An exact copy of all the data is required.

=== Begin Enclosure ===

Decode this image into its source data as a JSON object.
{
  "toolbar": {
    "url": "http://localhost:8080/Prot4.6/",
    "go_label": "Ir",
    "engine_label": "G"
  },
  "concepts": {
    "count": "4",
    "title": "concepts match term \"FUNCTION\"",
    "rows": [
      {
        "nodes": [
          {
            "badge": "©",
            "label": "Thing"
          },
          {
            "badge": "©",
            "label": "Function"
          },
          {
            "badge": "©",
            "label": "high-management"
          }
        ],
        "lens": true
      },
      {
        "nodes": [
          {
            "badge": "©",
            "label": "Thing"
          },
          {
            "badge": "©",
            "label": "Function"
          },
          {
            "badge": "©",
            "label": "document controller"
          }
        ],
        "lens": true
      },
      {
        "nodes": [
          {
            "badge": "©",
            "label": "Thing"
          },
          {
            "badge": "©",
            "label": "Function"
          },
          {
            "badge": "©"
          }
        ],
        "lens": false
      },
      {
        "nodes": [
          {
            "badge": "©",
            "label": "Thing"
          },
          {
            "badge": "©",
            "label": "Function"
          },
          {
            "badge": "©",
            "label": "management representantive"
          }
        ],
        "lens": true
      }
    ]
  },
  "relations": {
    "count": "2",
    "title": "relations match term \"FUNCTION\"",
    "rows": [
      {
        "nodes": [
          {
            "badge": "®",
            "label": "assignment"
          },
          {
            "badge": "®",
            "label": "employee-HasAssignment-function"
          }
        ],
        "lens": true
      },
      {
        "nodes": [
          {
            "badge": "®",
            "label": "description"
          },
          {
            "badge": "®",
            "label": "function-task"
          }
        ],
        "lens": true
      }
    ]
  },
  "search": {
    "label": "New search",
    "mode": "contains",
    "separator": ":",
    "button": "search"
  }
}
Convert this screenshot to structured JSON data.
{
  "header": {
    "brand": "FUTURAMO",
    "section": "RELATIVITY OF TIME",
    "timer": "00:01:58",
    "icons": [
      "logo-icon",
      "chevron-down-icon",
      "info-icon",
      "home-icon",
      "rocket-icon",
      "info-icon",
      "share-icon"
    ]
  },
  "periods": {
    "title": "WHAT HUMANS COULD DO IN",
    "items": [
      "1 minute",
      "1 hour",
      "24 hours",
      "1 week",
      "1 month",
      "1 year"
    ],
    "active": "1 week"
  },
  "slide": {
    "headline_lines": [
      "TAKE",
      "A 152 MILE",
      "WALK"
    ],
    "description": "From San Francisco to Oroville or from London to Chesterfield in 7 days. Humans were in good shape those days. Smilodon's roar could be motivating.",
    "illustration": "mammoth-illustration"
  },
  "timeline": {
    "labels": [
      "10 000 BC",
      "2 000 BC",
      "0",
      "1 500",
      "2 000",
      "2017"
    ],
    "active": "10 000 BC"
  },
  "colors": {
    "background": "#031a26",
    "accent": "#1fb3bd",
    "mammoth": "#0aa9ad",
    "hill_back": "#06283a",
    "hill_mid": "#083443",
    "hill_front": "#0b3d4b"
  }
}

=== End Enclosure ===

■ **RESPONSE FOR THIS EXERCISE**
Decode this image into its source data as a JSON object.
{
  "toolbar": {
    "url": "http://localhost:8080/Prot4.6/",
    "go_label": "Ir",
    "engine_label": "G"
  },
  "concepts": {
    "count": "4",
    "title": "concepts match term \"FUNCTION\"",
    "rows": [
      {
        "nodes": [
          {
            "badge": "©",
            "label": "Thing"
          },
          {
            "badge": "©",
            "label": "Function"
          },
          {
            "badge": "©",
            "label": "high-management"
          }
        ],
        "lens": true
      },
      {
        "nodes": [
          {
            "badge": "©",
            "label": "Thing"
          },
          {
            "badge": "©",
            "label": "Function"
          },
          {
            "badge": "©",
            "label": "document controller"
          }
        ],
        "lens": true
      },
      {
        "nodes": [
          {
            "badge": "©",
            "label": "Thing"
          },
          {
            "badge": "©",
            "label": "Function"
          },
          {
            "badge": "©"
          }
        ],
        "lens": false
      },
      {
        "nodes": [
          {
            "badge": "©",
            "label": "Thing"
          },
          {
            "badge": "©",
            "label": "Function"
          },
          {
            "badge": "©",
            "label": "management representantive"
          }
        ],
        "lens": true
      }
    ]
  },
  "relations": {
    "count": "2",
    "title": "relations match term \"FUNCTION\"",
    "rows": [
      {
        "nodes": [
          {
            "badge": "®",
            "label": "assignment"
          },
          {
            "badge": "®",
            "label": "employee-HasAssignment-function"
          }
        ],
        "lens": true
      },
      {
        "nodes": [
          {
            "badge": "®",
            "label": "description"
          },
          {
            "badge": "®",
            "label": "function-task"
          }
        ],
        "lens": true
      }
    ]
  },
  "search": {
    "label": "New search",
    "mode": "contains",
    "separator": ":",
    "button": "search"
  }
}
Convert this screenshot to structured JSON data.
{
  "header": {
    "brand": "FUTURAMO",
    "section": "RELATIVITY OF TIME",
    "timer": "00:01:58",
    "icons": [
      "logo-icon",
      "chevron-down-icon",
      "info-icon",
      "home-icon",
      "rocket-icon",
      "info-icon",
      "share-icon"
    ]
  },
  "periods": {
    "title": "WHAT HUMANS COULD DO IN",
    "items": [
      "1 minute",
      "1 hour",
      "24 hours",
      "1 week",
      "1 month",
      "1 year"
    ],
    "active": "1 week"
  },
  "slide": {
    "headline_lines": [
      "TAKE",
      "A 152 MILE",
      "WALK"
    ],
    "description": "From San Francisco to Oroville or from London to Chesterfield in 7 days. Humans were in good shape those days. Smilodon's roar could be motivating.",
    "illustration": "mammoth-illustration"
  },
  "timeline": {
    "labels": [
      "10 000 BC",
      "2 000 BC",
      "0",
      "1 500",
      "2 000",
      "2017"
    ],
    "active": "10 000 BC"
  },
  "colors": {
    "background": "#031a26",
    "accent": "#1fb3bd",
    "mammoth": "#0aa9ad",
    "hill_back": "#06283a",
    "hill_mid": "#083443",
    "hill_front": "#0b3d4b"
  }
}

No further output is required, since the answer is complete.